Tinnitus loudness is a subjective measure, and it does not directly reflect either tinnitus severity or the impact on daily life. Nevertheless, loud tinnitus may be the most frequent clinical complaint of tinnitus patients. Factors contributing to the loudness of the phantom sound have rarely been studied. We evaluated both matched and self-rated loudness in a large sample of patients with tinnitus and analyzed the influencing factors among demographic, hearing, and tinnitus characteristics.

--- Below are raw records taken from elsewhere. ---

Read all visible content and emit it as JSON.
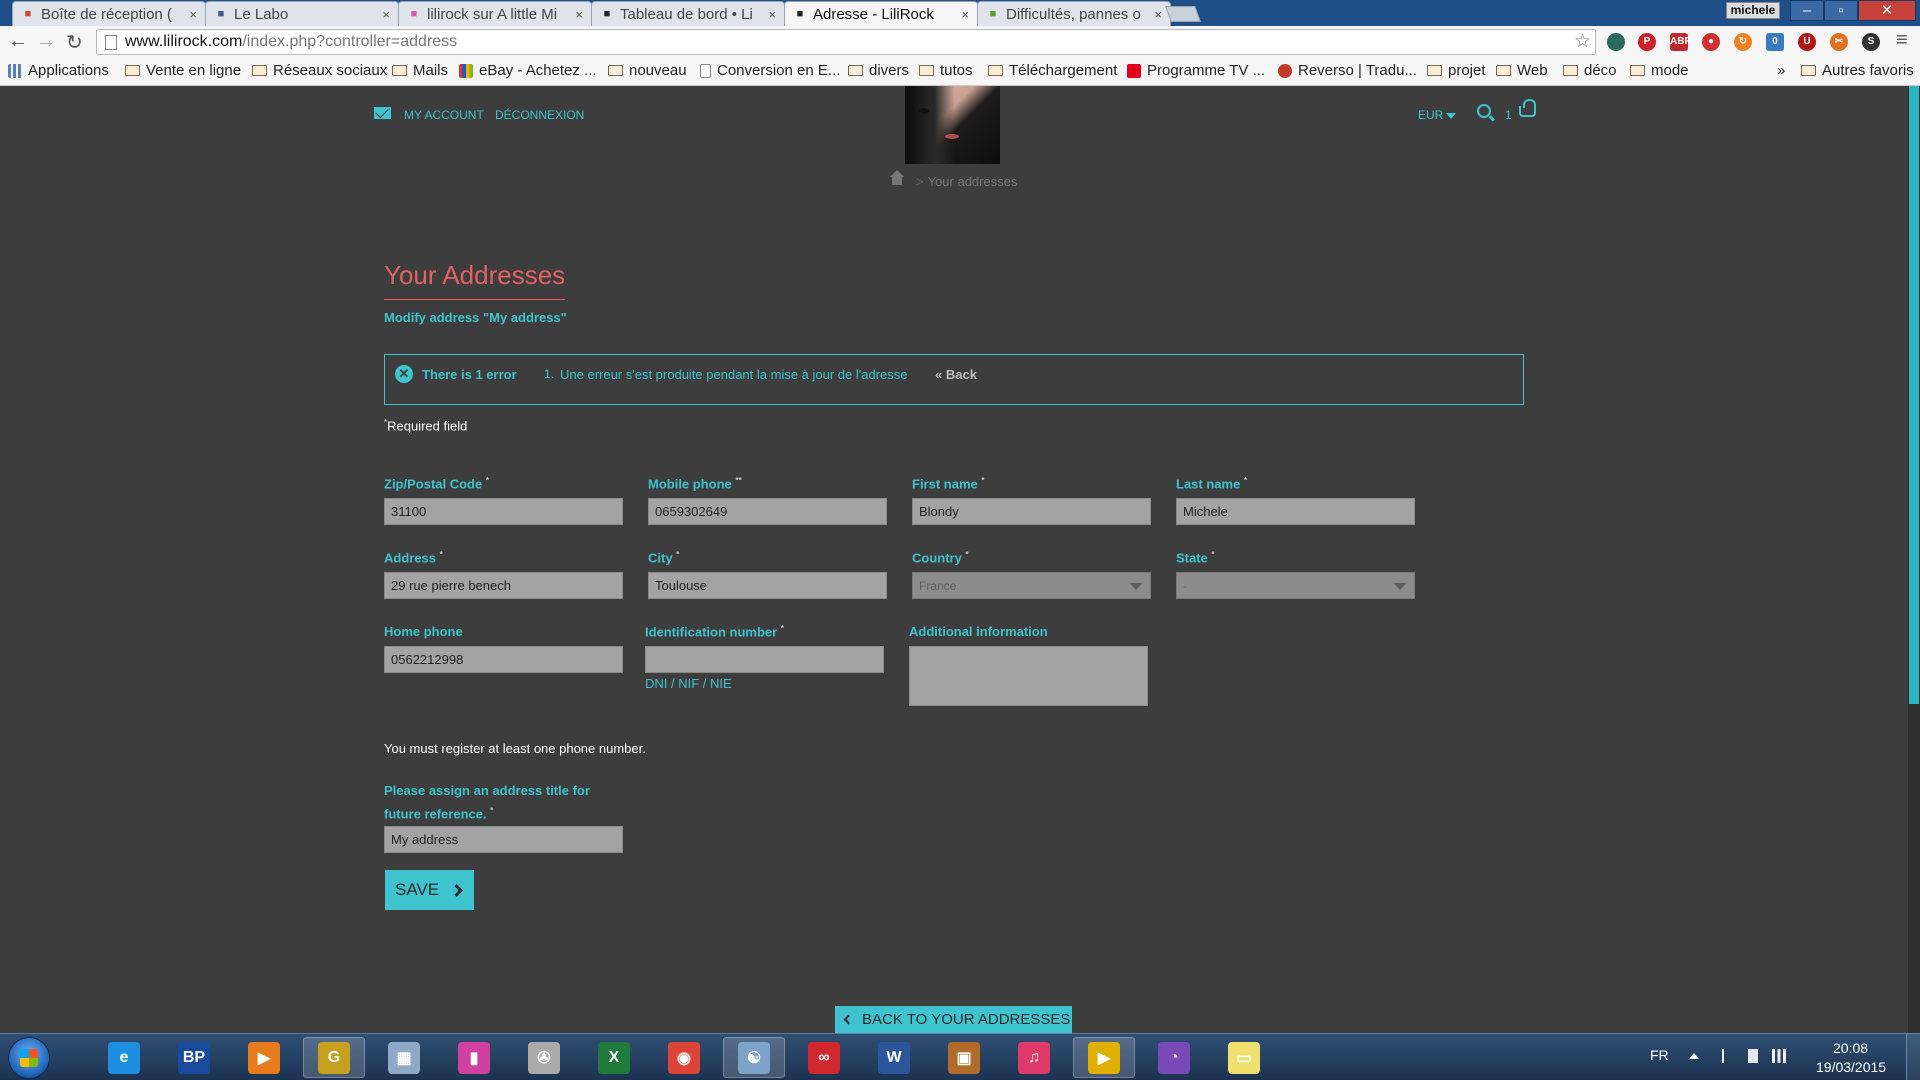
{
  "browser": {
    "tabs": [
      {
        "label": "Boîte de réception (",
        "favicon": "gmail-icon",
        "color": "#d44638"
      },
      {
        "label": "Le Labo",
        "favicon": "facebook-icon",
        "color": "#3b5998"
      },
      {
        "label": "lilirock sur A little Mi",
        "favicon": "pink-icon",
        "color": "#d85aa8"
      },
      {
        "label": "Tableau de bord • Li",
        "favicon": "prestashop-icon",
        "color": "#222222"
      },
      {
        "label": "Adresse - LiliRock",
        "favicon": "prestashop-icon",
        "color": "#222222"
      },
      {
        "label": "Difficultés, pannes o",
        "favicon": "forum-icon",
        "color": "#5a9e2f"
      }
    ],
    "close_glyph": "×",
    "user": "michele",
    "url_host": "www.lilirock.com",
    "url_path": "/index.php?controller=address",
    "bookmarks": [
      {
        "label": "Applications",
        "type": "apps"
      },
      {
        "label": "Vente en ligne",
        "type": "folder"
      },
      {
        "label": "Réseaux sociaux",
        "type": "folder"
      },
      {
        "label": "Mails",
        "type": "folder"
      },
      {
        "label": "eBay - Achetez ...",
        "type": "ebay"
      },
      {
        "label": "nouveau",
        "type": "folder"
      },
      {
        "label": "Conversion en E...",
        "type": "page"
      },
      {
        "label": "divers",
        "type": "folder"
      },
      {
        "label": "tutos",
        "type": "folder"
      },
      {
        "label": "Téléchargement",
        "type": "folder"
      },
      {
        "label": "Programme TV ...",
        "type": "sfr"
      },
      {
        "label": "Reverso | Tradu...",
        "type": "reverso"
      },
      {
        "label": "projet",
        "type": "folder"
      },
      {
        "label": "Web",
        "type": "folder"
      },
      {
        "label": "déco",
        "type": "folder"
      },
      {
        "label": "mode",
        "type": "folder"
      }
    ],
    "bookmarks_overflow": "»",
    "other_bookmarks": "Autres favoris"
  },
  "header": {
    "my_account": "MY ACCOUNT",
    "logout": "DÉCONNEXION",
    "currency": "EUR",
    "cart_count": "1"
  },
  "breadcrumb": {
    "separator": ">",
    "current": "Your addresses"
  },
  "form": {
    "title": "Your Addresses",
    "subheading": "Modify address \"My address\"",
    "error": {
      "title": "There is 1 error",
      "number": "1.",
      "message": "Une erreur s'est produite pendant la mise à jour de l'adresse",
      "back": "« Back"
    },
    "required_mark": "*",
    "required_note": "Required field",
    "fields": {
      "zip": {
        "label": "Zip/Postal Code",
        "mark": "*",
        "value": "31100"
      },
      "mobile": {
        "label": "Mobile phone",
        "mark": "**",
        "value": "0659302649"
      },
      "firstname": {
        "label": "First name",
        "mark": "*",
        "value": "Blondy"
      },
      "lastname": {
        "label": "Last name",
        "mark": "*",
        "value": "Michele"
      },
      "address": {
        "label": "Address",
        "mark": "*",
        "value": "29 rue pierre benech"
      },
      "city": {
        "label": "City",
        "mark": "*",
        "value": "Toulouse"
      },
      "country": {
        "label": "Country",
        "mark": "*",
        "value": "France"
      },
      "state": {
        "label": "State",
        "mark": "*",
        "value": "-"
      },
      "home_phone": {
        "label": "Home phone",
        "value": "0562212998"
      },
      "identification": {
        "label": "Identification number",
        "mark": "*",
        "value": ""
      },
      "additional": {
        "label": "Additional information",
        "value": ""
      }
    },
    "dni_hint": "DNI / NIF / NIE",
    "phone_note": "You must register at least one phone number.",
    "alias_label": "Please assign an address title for future reference.",
    "alias_mark": "*",
    "alias_value": "My address",
    "save": "SAVE",
    "back_to_addresses": "BACK TO YOUR ADDRESSES"
  },
  "taskbar": {
    "items": [
      {
        "name": "internet-explorer-icon",
        "color": "#1e8fe0",
        "glyph": "e"
      },
      {
        "name": "banque-populaire-icon",
        "color": "#1a4a9c",
        "glyph": "BP"
      },
      {
        "name": "media-player-icon",
        "color": "#e87a1e",
        "glyph": "▶"
      },
      {
        "name": "photo-app-icon",
        "color": "#c8a020",
        "glyph": "G"
      },
      {
        "name": "map-app-icon",
        "color": "#8fa8c8",
        "glyph": "▦"
      },
      {
        "name": "color-app-icon",
        "color": "#d040a0",
        "glyph": "▮"
      },
      {
        "name": "film-reel-icon",
        "color": "#aaaaaa",
        "glyph": "✇"
      },
      {
        "name": "excel-icon",
        "color": "#1f7a3c",
        "glyph": "X"
      },
      {
        "name": "chrome-icon",
        "color": "#db4437",
        "glyph": "◉"
      },
      {
        "name": "network-app-icon",
        "color": "#7da4c8",
        "glyph": "☯"
      },
      {
        "name": "creative-cloud-icon",
        "color": "#d0282e",
        "glyph": "∞"
      },
      {
        "name": "word-icon",
        "color": "#2b579a",
        "glyph": "W"
      },
      {
        "name": "photo-viewer-icon",
        "color": "#b06a2a",
        "glyph": "▣"
      },
      {
        "name": "itunes-icon",
        "color": "#e03a6a",
        "glyph": "♫"
      },
      {
        "name": "video-app-icon",
        "color": "#e0b000",
        "glyph": "▶"
      },
      {
        "name": "picasa-icon",
        "color": "#7a49b8",
        "glyph": "◔"
      },
      {
        "name": "sticky-notes-icon",
        "color": "#f0e070",
        "glyph": "▭"
      }
    ],
    "language": "FR",
    "time": "20:08",
    "date": "19/03/2015"
  }
}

Two hundred ninety-nine patients with chronic tinnitus were enrolled. We evaluated the matched loudness, minimal masking level (MML), and visual analog scale (VAS) loudness. Stepwise multiple regression analyses were performed for each loudness measure using independent variables of age, sex, time since tinnitus onset, tinnitus laterality, pure-tone average, tinnitus pitch, tinnitus handicap inventory (THI) score, VAS annoyance, disturbance and daily tinnitus duration, and depression score. We calculated bivariate correlations between each loudness measure and all independent variables.
The psychoacoustic loudness measures (matched loudness and MML) were highly correlated and were affected by the hearing deficit and tinnitus pitch (Pearson r > 0.5 for pure tone averages, and r > 0.3 for tinnitus pitch for both variables, p < 0.05), whereas the subjective measurement (VAS loudness) exhibited little to no correlation with the other two measures and was related to psycho-emotional factors such as the THI score, VAS variables, and depression (Pearson r > 0.6 for VAS annoyance, r > 0.4 for VAS daily duration and disturbance and THI score, r > 0.3 for the depression score, p < 0.05).
The matched tinnitus loudness and MML values were influenced principally by the extent of hearing loss and related factors, suggesting that rehabilitation using hearing aids could help reduce perception of tinnitus loudness. A psycho-emotional approach might more effectively lessen self-perceived loudness.